* Directions for this task *
Among the entries below, find all lines that include "done" and copy them.

* Extracted material *

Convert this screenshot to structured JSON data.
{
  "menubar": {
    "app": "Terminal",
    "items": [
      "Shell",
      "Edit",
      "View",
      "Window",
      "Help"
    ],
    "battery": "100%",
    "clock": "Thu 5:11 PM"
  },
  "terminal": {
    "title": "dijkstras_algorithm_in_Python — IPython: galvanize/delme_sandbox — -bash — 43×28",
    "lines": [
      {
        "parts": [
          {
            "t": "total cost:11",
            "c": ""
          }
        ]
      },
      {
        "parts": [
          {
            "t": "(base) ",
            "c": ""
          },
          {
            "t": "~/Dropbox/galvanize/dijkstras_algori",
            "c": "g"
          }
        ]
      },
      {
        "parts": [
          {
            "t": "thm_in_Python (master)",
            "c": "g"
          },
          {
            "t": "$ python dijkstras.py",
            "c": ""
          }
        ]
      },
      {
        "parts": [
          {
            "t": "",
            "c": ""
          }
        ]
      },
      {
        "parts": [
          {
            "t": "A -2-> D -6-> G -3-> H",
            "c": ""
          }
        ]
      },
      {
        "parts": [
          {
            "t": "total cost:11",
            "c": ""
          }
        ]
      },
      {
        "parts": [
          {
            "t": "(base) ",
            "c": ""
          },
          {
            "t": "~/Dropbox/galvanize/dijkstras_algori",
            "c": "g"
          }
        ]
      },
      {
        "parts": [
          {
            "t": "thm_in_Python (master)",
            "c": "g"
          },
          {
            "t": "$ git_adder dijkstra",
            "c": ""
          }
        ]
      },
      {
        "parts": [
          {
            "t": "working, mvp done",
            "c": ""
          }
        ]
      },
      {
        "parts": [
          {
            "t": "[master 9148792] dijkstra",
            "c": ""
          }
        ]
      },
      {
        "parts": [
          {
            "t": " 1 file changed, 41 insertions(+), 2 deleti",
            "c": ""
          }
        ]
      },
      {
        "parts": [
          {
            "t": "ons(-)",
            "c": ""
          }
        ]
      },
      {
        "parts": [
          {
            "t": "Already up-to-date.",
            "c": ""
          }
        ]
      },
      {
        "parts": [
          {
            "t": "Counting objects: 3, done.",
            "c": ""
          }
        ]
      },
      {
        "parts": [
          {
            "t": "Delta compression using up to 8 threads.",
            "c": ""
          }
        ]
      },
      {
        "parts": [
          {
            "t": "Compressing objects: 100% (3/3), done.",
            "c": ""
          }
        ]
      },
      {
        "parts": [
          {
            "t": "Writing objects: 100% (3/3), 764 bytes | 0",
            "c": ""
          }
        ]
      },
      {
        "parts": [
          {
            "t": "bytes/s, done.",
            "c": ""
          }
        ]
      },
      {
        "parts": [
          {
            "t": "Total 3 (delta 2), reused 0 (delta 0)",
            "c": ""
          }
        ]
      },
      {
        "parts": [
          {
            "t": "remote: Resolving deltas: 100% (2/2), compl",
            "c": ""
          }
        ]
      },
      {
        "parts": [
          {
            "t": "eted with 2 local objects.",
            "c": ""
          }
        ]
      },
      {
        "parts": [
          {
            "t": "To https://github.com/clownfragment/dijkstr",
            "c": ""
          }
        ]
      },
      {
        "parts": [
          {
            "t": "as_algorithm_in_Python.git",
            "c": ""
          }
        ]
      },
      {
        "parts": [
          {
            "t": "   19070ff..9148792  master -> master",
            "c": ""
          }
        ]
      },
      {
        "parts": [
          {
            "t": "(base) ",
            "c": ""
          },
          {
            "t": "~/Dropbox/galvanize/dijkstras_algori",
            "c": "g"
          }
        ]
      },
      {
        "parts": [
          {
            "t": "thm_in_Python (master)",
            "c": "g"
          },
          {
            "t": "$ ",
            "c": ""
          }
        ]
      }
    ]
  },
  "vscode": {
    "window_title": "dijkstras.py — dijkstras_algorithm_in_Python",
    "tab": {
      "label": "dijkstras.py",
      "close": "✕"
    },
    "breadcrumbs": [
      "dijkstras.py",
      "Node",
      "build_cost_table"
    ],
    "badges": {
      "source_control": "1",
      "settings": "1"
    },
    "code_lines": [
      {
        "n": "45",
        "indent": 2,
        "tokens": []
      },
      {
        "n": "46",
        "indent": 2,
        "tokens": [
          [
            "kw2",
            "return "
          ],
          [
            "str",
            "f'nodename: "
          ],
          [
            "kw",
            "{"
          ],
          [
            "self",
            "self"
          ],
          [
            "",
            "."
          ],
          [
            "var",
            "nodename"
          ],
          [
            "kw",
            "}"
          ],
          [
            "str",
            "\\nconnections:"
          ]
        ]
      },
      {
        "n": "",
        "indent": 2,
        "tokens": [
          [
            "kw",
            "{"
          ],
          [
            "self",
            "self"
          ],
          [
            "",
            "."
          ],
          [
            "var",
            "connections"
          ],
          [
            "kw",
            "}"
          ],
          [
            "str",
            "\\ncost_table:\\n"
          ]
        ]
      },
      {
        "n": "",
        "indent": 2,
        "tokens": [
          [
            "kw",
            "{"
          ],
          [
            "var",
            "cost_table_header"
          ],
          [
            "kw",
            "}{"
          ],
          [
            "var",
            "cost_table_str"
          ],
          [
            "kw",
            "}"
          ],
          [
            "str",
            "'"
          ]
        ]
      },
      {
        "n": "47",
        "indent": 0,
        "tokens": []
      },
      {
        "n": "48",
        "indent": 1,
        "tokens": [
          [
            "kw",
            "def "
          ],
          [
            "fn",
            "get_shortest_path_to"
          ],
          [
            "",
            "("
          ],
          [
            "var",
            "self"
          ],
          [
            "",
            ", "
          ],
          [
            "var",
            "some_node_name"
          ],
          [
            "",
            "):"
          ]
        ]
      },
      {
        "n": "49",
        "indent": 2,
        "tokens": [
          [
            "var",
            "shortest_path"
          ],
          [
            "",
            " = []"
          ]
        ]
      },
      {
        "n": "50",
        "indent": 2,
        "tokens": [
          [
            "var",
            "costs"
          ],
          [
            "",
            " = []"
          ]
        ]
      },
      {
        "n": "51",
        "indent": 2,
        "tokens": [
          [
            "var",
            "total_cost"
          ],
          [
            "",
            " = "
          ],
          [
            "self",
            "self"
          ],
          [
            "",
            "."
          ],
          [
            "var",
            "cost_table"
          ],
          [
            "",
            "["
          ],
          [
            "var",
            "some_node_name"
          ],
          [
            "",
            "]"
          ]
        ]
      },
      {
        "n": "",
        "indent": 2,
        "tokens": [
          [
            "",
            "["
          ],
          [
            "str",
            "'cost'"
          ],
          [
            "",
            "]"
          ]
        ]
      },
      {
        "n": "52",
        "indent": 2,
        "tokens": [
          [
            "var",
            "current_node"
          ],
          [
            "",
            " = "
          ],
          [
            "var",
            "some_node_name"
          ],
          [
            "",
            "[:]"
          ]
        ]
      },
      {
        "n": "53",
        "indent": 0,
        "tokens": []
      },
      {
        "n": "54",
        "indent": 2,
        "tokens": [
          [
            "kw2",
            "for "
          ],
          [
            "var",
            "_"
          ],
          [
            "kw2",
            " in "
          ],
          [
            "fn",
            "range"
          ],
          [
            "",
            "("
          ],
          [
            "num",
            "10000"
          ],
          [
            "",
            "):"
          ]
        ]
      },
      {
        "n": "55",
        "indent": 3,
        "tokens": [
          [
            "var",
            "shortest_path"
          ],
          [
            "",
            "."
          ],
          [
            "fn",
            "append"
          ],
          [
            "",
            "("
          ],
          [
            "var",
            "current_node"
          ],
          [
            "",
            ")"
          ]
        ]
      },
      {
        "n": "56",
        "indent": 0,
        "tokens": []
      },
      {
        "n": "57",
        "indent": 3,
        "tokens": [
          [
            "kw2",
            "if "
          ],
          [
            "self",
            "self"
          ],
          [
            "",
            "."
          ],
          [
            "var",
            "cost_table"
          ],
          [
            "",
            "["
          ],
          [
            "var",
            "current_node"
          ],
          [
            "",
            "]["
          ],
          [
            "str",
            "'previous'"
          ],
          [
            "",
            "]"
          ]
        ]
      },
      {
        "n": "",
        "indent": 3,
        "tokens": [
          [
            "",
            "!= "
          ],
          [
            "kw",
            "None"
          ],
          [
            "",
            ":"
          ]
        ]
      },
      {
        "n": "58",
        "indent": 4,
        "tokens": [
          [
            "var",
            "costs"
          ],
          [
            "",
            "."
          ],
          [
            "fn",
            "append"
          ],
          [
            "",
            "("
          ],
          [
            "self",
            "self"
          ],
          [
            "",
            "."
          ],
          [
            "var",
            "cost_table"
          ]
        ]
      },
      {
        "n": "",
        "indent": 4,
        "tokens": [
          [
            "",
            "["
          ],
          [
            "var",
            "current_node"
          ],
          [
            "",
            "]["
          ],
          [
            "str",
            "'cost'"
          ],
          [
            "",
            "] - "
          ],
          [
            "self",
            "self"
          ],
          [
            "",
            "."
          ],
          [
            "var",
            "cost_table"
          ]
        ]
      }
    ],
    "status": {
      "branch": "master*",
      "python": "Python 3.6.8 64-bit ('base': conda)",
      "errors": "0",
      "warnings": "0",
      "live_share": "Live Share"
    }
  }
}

* Solution for this exercise *
            "t": "working, mvp done",
            "t": "Counting objects: 3, done.",
            "t": "Compressing objects: 100% (3/3), done.",
            "t": "bytes/s, done.",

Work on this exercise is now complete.